Long ago I worked in the newspaper business. I’ll never forget the first few stories I turned in to my editor. Each one was returned with nastily scrawled notes, crossed-out passages and other editorial gibberish. My editor’s main complaints?
- No hook or weak hook into the story; he taught me the value of always having a strong hook to draw the reader in. The headline should entice the reader to read the first line. The second line should make the reader want to read the third, and so on.
- Lack of source quotes and research; he was also rightfully emphatic that without strong sources to lend credibility to the story it lacks authority for the reader!
- No conclusion or closure. Great stories have a beginning, a middle and an end. And they fulfill the purpose of answering some question or problem posed to the reader.
- Must answer the who/what/where/when/how.
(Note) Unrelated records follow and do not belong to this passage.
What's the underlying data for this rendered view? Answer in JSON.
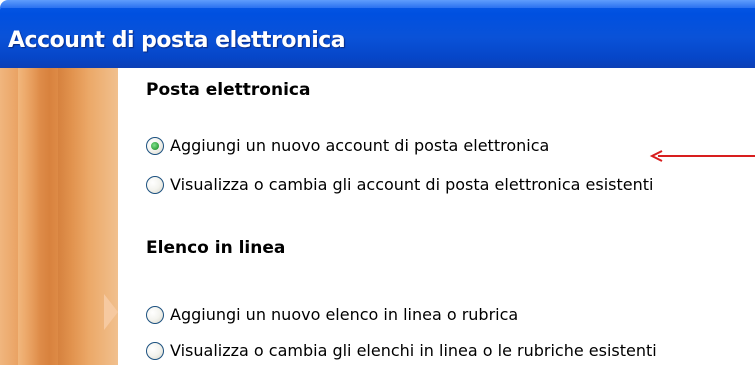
{
  "window": {
    "title": "Account di posta elettronica"
  },
  "sections": [
    {
      "title": "Posta elettronica",
      "options": [
        {
          "label": "Aggiungi un nuovo account di posta elettronica",
          "checked": true
        },
        {
          "label": "Visualizza o cambia gli account di posta elettronica esistenti",
          "checked": false
        }
      ]
    },
    {
      "title": "Elenco in linea",
      "options": [
        {
          "label": "Aggiungi un nuovo elenco in linea o rubrica",
          "checked": false
        },
        {
          "label": "Visualizza o cambia gli elenchi in linea o le rubriche esistenti",
          "checked": false
        }
      ]
    }
  ],
  "colors": {
    "titlebar": "#0a52d8",
    "side_panel": "#e79a58",
    "annotation_arrow": "#d81e1e",
    "radio_selected": "#2f9f3a"
  }
}
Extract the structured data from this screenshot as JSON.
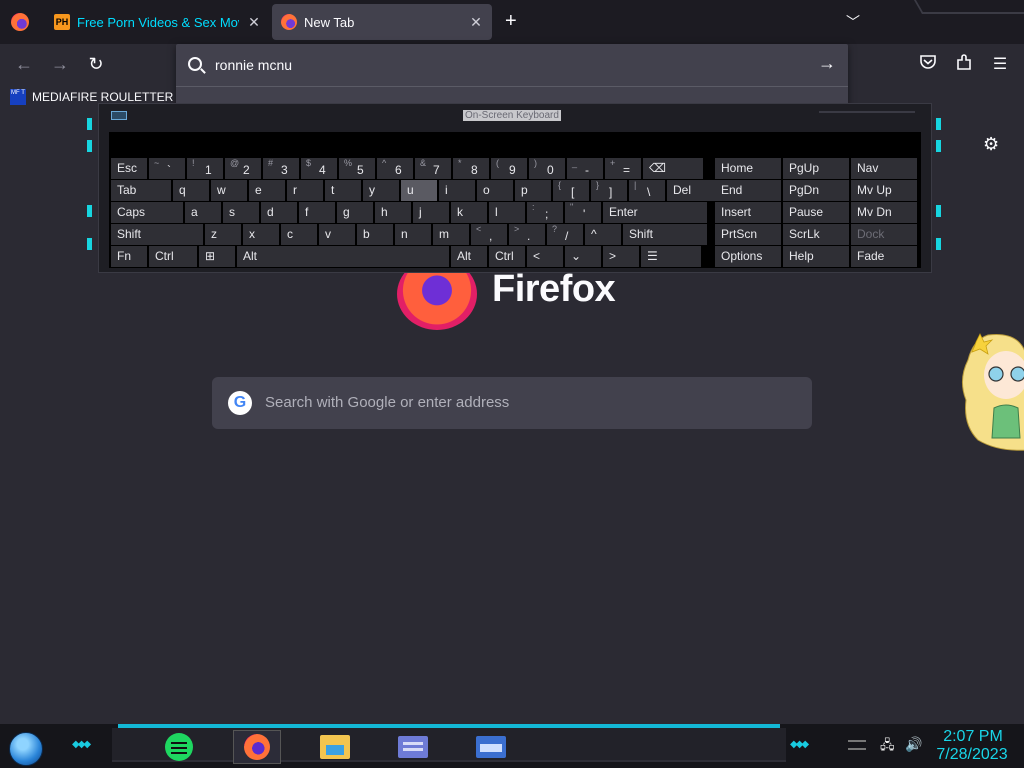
{
  "browser": {
    "tabs": [
      {
        "title": "Free Porn Videos & Sex Movies",
        "favicon": "PH",
        "active": false
      },
      {
        "title": "New Tab",
        "active": true
      }
    ],
    "new_tab_icon": "+",
    "tablist_icon": "chevron-down",
    "address_bar": {
      "value": "ronnie mcnu",
      "go_icon": "arrow-right"
    },
    "bookmarks": [
      {
        "label": "MEDIAFIRE ROULETTER",
        "icon_text": "MF T"
      }
    ],
    "accent": "#00ddff"
  },
  "page": {
    "logo_text": "Firefox",
    "search_placeholder": "Search with Google or enter address",
    "google_letter": "G"
  },
  "keyboard": {
    "title": "On-Screen Keyboard"
  },
  "taskbar": {
    "time": "2:07 PM",
    "date": "7/28/2023",
    "clock_color": "#19d5e8"
  }
}
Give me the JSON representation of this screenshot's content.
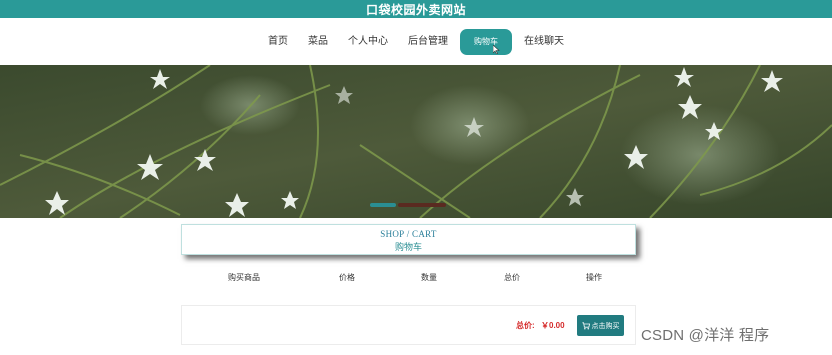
{
  "header": {
    "site_title": "口袋校园外卖网站"
  },
  "nav": {
    "items": [
      {
        "label": "首页",
        "active": false
      },
      {
        "label": "菜品",
        "active": false
      },
      {
        "label": "个人中心",
        "active": false
      },
      {
        "label": "后台管理",
        "active": false
      },
      {
        "label": "购物车",
        "active": true
      },
      {
        "label": "在线聊天",
        "active": false
      }
    ]
  },
  "banner": {
    "image": "grass-and-white-flowers",
    "slides_active": 1,
    "slides_total": 2
  },
  "cart": {
    "heading_en": "SHOP / CART",
    "heading_cn": "购物车",
    "columns": [
      "购买商品",
      "价格",
      "数量",
      "总价",
      "操作"
    ],
    "total_label": "总价:",
    "total_value": "￥0.00",
    "buy_label": "点击购买",
    "buy_icon": "cart-icon"
  },
  "watermark": "CSDN @洋洋  程序",
  "colors": {
    "primary": "#2a9a98",
    "button": "#217b80",
    "price": "#d52b2b"
  }
}
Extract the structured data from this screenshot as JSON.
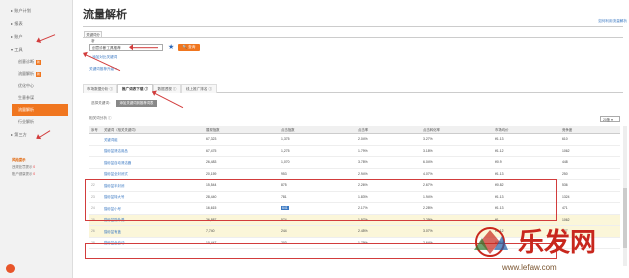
{
  "sidebar": {
    "items": [
      {
        "label": "账户计划",
        "icon": "arrow"
      },
      {
        "label": "报表",
        "icon": "arrow"
      },
      {
        "label": "账户",
        "icon": "arrow"
      },
      {
        "label": "工具",
        "icon": "arrow"
      }
    ],
    "tools": [
      {
        "label": "创意诊断",
        "tag": "新"
      },
      {
        "label": "流量解析",
        "tag": "新"
      },
      {
        "label": "优化中心",
        "tag": ""
      },
      {
        "label": "生意参谋",
        "tag": ""
      },
      {
        "label": "流量解析",
        "tag": ""
      },
      {
        "label": "行业解析",
        "tag": ""
      }
    ],
    "third_party": "第三方",
    "warning": {
      "title": "风险提示",
      "rows": [
        {
          "label": "违规处罚提示",
          "value": "0"
        },
        {
          "label": "账户健康提示",
          "value": "0"
        }
      ]
    }
  },
  "header": {
    "title": "流量解析",
    "top_link": "如何利用流量解析"
  },
  "keyword": {
    "tab_label": "关键词分析",
    "input_value": "创意诊断工具推荐",
    "search_label": "查询",
    "add_keyword": "+ 添加对比关键词",
    "upgrade": "关键词推荐升级"
  },
  "tabs": [
    {
      "label": "市场数据分析"
    },
    {
      "label": "推广词表下载"
    },
    {
      "label": "数据透视"
    },
    {
      "label": "线上推广排名"
    }
  ],
  "filter": {
    "label": "选择关键词：",
    "button": "添加关键词到推荐词表"
  },
  "analysis": {
    "label": "相关词分析",
    "page_select": "20条"
  },
  "table": {
    "headers": [
      "序号",
      "关键词（相关关键词）",
      "展现指数",
      "点击指数",
      "点击率",
      "点击转化率",
      "市场均价",
      "竞争度"
    ],
    "rows": [
      {
        "idx": "",
        "kw": "关键词组",
        "v1": "67,323",
        "v2": "1,375",
        "v3": "2.04%",
        "v4": "3.27%",
        "v5": "¥1.13",
        "v6": "610",
        "style": "normal",
        "hl": false
      },
      {
        "idx": "",
        "kw": "猫砂盆清洁用品",
        "v1": "67,475",
        "v2": "1,275",
        "v3": "1.79%",
        "v4": "3.18%",
        "v5": "¥1.12",
        "v6": "1062",
        "style": "normal",
        "hl": false
      },
      {
        "idx": "",
        "kw": "猫砂盆自动清洁器",
        "v1": "26,483",
        "v2": "1,070",
        "v3": "3.78%",
        "v4": "6.04%",
        "v5": "¥0.9",
        "v6": "448",
        "style": "normal",
        "hl": false
      },
      {
        "idx": "",
        "kw": "猫砂盆全封闭式",
        "v1": "20,159",
        "v2": "953",
        "v3": "2.94%",
        "v4": "4.07%",
        "v5": "¥1.13",
        "v6": "250",
        "style": "normal",
        "hl": false
      },
      {
        "idx": "22",
        "kw": "猫砂盆半封闭",
        "v1": "15,544",
        "v2": "875",
        "v3": "2.26%",
        "v4": "2.67%",
        "v5": "¥0.82",
        "v6": "536",
        "style": "normal",
        "hl": false
      },
      {
        "idx": "23",
        "kw": "猫砂盆特大号",
        "v1": "28,440",
        "v2": "781",
        "v3": "1.83%",
        "v4": "1.94%",
        "v5": "¥1.13",
        "v6": "1324",
        "style": "normal",
        "hl": false
      },
      {
        "idx": "24",
        "kw": "猫砂盆小号",
        "v1": "16,615",
        "v2": "641",
        "v3": "2.17%",
        "v4": "2.28%",
        "v5": "¥1.13",
        "v6": "471",
        "style": "normal",
        "hl": true
      },
      {
        "idx": "25",
        "kw": "猫砂盆防外溅",
        "v1": "26,887",
        "v2": "574",
        "v3": "1.97%",
        "v4": "2.29%",
        "v5": "¥1",
        "v6": "1062",
        "style": "yellow",
        "hl": false
      },
      {
        "idx": "26",
        "kw": "猫砂盆有盖",
        "v1": "7,740",
        "v2": "244",
        "v3": "2.45%",
        "v4": "3.07%",
        "v5": "¥1.12",
        "v6": "327",
        "style": "yellow",
        "hl": false
      },
      {
        "idx": "28",
        "kw": "猫砂盆全自动",
        "v1": "10,447",
        "v2": "203",
        "v3": "1.79%",
        "v4": "2.64%",
        "v5": "¥0.84",
        "v6": "",
        "style": "normal",
        "hl": false
      }
    ]
  },
  "watermark": {
    "brand": "乐发网",
    "url": "www.lefaw.com"
  },
  "colors": {
    "accent": "#f0761f",
    "link": "#3a78c2",
    "annotation": "#d23c3c",
    "highlight_row": "#fbf6d9"
  }
}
Every Journalism 101 student learns this on the first day of class!
- Show, don’t tell; great stories illustrate the characters, subject, plot, etc. without just telling the reader a bunch of BS.